Fifty years ago, intelligent machines were everywhere, at least in fiction. Yet here we are decades later, still doing our own chores. What went wrong?
Qantas has flagged deteriorating trading conditions and a potential A$300 million half-year loss in a statement to the market that has sent its share price tumbling.
When it comes to evaluating public policy, most people start and end with the price tag. They're often looking in the wrong place, writes Mark Fletcher.
The summer holidays is the perfect opportunity to take a break, unwind and catch up with that book you've been meaning to read, writes Anne Treasure.
It's the role of government to fund the public school system, not to fund for-profit schools at the expense of the rest of our students, writes Simon Copland.
After years in opposition, the Coalition knows the attack playbook by heart - and it's determined to avoid the same tactics being used against it, writes Simon...
There are no obvious solutions to Ukraine's political dilemma, writes Joshua Keating.
When it comes to putting an end to rape and violence against women, you can’t understand bad men by only making exhortations to good ones, writes Ben Pobjie.
The war on women's sexuality is being waged by, well, women, writes Rob Brooks.
The Australian tendency to prioritise the international over the national is rooted in cultural cringe, writes Dennis Altman.
The Australian Defence Force is to blame for the dearth of information coming out of Afghanistan, writes Kevin Foster.
All too often, public discussions about rape and violence are greeted with a litany of male retorts. This isn't about assigning blame - so listen up, writes Craig...
We live in a world where virginity is cherished by some, quickly discarded by others, and can be bought, bartered, mocked and doubted.
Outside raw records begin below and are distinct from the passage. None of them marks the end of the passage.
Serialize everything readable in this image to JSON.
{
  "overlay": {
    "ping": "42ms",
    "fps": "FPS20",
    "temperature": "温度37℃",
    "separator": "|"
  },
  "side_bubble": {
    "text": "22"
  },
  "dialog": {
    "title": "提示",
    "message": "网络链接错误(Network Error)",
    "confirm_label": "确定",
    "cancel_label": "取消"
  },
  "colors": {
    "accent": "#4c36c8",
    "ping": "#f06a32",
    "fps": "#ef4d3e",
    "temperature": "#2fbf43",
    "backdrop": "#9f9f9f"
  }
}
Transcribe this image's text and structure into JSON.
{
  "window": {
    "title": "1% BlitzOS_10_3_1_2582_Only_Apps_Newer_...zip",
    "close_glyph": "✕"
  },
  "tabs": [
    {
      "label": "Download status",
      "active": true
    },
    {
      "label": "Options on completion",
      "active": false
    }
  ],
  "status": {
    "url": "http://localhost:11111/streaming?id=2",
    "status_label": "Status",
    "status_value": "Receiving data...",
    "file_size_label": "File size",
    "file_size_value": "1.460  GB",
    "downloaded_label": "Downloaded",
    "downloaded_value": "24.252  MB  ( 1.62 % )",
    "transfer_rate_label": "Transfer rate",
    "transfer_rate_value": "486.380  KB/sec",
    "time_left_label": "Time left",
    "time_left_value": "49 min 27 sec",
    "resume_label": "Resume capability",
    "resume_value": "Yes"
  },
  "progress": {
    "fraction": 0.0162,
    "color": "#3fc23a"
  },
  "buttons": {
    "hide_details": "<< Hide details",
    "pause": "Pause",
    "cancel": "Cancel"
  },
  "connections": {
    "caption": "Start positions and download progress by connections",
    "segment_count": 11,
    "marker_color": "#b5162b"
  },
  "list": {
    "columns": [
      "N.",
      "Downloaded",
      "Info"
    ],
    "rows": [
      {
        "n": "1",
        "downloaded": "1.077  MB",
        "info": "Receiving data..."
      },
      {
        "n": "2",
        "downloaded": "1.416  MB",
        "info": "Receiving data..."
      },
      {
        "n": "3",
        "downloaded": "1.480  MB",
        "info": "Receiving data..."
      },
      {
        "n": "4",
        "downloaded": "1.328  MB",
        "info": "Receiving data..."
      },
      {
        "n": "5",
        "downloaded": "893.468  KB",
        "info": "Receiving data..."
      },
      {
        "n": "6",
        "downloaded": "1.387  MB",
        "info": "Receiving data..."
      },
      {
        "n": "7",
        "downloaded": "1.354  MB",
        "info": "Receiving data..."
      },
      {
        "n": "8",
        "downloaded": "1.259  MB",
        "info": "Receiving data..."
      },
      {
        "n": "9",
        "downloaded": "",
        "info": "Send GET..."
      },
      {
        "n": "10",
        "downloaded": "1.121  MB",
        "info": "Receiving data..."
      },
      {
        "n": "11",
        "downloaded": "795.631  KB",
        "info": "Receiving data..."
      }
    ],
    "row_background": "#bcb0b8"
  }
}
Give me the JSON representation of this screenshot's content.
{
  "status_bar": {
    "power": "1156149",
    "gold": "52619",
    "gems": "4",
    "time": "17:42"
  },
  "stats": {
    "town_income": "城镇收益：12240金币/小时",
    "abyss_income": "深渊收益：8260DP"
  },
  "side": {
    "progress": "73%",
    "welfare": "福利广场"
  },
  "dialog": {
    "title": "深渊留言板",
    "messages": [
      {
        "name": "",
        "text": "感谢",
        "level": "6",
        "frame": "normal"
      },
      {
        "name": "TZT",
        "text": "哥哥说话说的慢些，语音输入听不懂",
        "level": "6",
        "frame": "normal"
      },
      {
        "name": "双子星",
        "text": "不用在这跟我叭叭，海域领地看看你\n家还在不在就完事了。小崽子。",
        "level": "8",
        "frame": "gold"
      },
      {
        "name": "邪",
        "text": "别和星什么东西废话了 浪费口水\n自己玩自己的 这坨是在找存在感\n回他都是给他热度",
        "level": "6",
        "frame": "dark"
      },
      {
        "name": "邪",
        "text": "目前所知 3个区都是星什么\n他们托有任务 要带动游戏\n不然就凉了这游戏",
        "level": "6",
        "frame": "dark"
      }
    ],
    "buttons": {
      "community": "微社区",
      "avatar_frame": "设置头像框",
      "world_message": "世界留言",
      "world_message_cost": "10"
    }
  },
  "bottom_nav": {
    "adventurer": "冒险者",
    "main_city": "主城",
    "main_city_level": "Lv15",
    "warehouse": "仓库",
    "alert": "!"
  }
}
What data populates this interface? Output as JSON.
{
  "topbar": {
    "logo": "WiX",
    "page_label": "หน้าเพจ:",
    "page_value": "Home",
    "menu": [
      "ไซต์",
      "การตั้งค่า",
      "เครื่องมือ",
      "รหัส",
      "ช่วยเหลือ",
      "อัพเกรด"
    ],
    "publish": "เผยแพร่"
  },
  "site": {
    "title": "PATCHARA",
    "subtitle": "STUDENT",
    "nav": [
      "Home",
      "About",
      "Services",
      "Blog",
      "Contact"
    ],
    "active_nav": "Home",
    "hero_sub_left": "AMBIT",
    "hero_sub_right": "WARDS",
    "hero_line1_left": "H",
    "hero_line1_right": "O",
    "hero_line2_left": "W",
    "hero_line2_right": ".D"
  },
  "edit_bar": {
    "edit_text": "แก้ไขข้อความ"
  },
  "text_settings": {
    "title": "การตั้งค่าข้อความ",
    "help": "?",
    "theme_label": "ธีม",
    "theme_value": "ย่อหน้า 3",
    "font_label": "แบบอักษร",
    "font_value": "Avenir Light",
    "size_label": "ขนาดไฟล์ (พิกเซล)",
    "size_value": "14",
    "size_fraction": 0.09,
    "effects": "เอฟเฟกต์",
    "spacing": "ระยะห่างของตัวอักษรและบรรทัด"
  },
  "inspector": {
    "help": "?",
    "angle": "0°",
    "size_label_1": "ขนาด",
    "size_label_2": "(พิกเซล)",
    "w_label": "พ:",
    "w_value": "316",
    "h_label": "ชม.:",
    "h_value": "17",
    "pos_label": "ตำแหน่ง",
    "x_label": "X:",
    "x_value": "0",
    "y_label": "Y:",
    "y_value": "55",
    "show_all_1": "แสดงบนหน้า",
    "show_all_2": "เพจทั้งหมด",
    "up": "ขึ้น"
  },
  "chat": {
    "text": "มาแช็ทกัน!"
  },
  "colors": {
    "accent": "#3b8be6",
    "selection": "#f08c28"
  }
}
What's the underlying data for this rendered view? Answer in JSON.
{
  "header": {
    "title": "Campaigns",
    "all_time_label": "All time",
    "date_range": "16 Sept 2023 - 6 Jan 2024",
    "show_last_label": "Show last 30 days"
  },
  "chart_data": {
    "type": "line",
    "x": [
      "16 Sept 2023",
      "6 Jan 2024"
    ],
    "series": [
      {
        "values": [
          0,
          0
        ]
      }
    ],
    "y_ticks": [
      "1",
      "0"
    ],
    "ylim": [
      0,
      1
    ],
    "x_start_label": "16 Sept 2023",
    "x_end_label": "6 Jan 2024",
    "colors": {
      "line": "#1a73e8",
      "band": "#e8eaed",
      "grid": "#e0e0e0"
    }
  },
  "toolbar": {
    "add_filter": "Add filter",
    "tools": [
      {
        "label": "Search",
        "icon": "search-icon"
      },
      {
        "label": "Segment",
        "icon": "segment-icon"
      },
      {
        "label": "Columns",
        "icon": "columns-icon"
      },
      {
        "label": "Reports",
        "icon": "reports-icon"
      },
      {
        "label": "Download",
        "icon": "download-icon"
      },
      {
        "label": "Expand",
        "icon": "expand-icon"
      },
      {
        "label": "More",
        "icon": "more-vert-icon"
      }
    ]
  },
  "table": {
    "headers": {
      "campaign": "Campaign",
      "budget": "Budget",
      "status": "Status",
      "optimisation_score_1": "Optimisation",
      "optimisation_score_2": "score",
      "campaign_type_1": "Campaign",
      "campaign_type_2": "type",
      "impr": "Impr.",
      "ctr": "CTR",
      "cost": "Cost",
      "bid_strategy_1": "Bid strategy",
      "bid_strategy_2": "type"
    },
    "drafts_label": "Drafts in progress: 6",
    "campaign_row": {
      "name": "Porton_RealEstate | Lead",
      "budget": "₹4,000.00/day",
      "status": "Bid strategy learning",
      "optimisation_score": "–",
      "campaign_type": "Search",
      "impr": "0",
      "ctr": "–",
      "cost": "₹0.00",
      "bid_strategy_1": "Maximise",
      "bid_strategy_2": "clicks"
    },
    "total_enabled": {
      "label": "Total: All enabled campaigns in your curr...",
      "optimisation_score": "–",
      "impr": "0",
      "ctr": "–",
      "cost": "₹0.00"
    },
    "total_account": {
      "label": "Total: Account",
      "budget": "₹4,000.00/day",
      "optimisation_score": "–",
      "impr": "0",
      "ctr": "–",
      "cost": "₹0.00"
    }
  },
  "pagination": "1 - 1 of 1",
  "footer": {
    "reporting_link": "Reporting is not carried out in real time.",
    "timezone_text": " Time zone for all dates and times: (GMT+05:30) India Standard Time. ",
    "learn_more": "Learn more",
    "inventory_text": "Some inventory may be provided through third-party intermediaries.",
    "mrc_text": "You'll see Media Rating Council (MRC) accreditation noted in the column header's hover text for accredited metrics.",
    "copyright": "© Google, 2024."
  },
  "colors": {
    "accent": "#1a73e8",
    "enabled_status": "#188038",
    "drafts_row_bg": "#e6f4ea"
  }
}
Why? asks Renée Brack.
In an infomercial hosted by Charlie Rose on CBS's "60 Minutes" this weekend, Amazon announced that it plans to deliver small packages via drone in the near future.
Rather than trying to convince us that food waste is bad (we already know that), we need new ways to shop, cook, eat, and throw away food, writes Rob Comber.
Haiti and the Philippines are now two of the best mapped countries in the developing world, writes Andrew J Tatem.
Interest in the Chilean election has been strong not only as a result of the economic and political contest of ideas, but also because the main protagonists are...
A lot has changed since Farnesy was top dog in the Australian music scene, not least of all the rise of Australian hip hop, writes Tony Mitchell.
The schools funding row has immense potential to damage the Abbott government in its early days and it's his own fault, writes Michelle Grattan.
Scientists discover what the new boson particle becomes after disintegration, writes Nitesh Soni.
Don’t expect lofty rhetoric about equality; the case for same-sex marriage is really about the inconsistency of laws, not human rights.
The ARIAs recognise the commercial achievements of an industry, not the aesthetic accomplishments of musicians, writes Charles Fairchild.
Recent research suggests the relative safety of the oral contraceptive means we should consider making it more freely available, writes Jayne Lucke.
As we mark yet another World AIDS Day without a cure or a vaccine, Hugh Ryan proposes a thought experiment based on a radical proposition: We can end AIDS without...
The Abbott government is sailing in heavy waters, in a boat that is less than entirely shipshape. It’s fighting with the states over schools funding, with...
Our pick of the best content from SBS News & Current Affairs and our content partners.
Drug-related spikes in HIV rates throughout South-East Asia pose a risk to Australians travelling to the regional hotspots, says Professor Robert Ali from the...
The federal government has approved $5 million for protecting Torres Strait islands from annual flooding by king tides after funding by the previous Labor...
Four years ago, Ivan Franjic was playing football part-time in the Victorian Premier League and working during the day as a carpenter.
The United Nations Educational, Scientific and Cultural Organisation has added a Western Ugandan naming system and Mongolian calligraphy among others, on its list...
For civil war survivors in Sydney’s South Sudanese community, singing is more than entertainment: it’s therapy.
Do young Australian Muslims have to choose between being Muslim or being Australian?